Given entries
┄┄┄┄┄┄

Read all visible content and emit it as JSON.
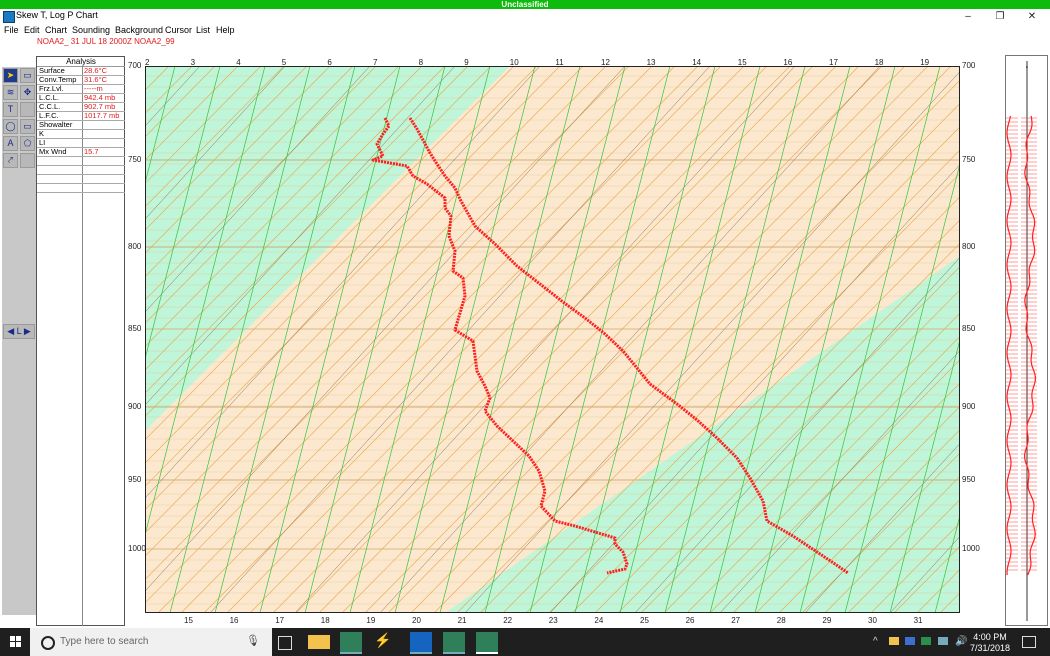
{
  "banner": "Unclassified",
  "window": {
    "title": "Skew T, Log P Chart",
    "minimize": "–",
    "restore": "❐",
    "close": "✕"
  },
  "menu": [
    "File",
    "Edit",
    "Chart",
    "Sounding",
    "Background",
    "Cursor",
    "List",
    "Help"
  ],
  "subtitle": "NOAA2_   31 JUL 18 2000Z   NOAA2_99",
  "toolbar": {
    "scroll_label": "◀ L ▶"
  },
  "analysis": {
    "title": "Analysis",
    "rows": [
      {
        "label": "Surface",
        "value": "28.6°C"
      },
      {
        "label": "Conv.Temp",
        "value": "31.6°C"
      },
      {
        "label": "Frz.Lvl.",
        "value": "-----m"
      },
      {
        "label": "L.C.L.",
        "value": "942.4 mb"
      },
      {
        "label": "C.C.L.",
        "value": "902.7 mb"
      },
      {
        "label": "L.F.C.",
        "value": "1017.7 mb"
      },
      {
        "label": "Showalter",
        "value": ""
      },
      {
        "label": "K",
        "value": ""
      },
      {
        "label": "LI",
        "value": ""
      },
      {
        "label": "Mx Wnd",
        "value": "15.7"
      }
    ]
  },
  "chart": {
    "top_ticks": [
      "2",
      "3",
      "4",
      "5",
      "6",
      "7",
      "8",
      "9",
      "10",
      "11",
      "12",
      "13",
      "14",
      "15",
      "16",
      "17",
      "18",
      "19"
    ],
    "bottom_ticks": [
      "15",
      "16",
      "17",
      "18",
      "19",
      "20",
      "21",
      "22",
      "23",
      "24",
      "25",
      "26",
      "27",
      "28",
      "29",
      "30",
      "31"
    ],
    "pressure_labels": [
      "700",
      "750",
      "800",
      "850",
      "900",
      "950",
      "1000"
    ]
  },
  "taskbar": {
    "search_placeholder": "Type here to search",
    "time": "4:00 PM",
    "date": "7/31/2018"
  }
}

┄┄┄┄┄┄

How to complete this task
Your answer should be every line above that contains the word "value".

Your response
        "value": "28.6°C"
        "value": "31.6°C"
        "value": "-----m"
        "value": "942.4 mb"
        "value": "902.7 mb"
        "value": "1017.7 mb"
        "value": ""
        "value": ""
        "value": ""
        "value": "15.7"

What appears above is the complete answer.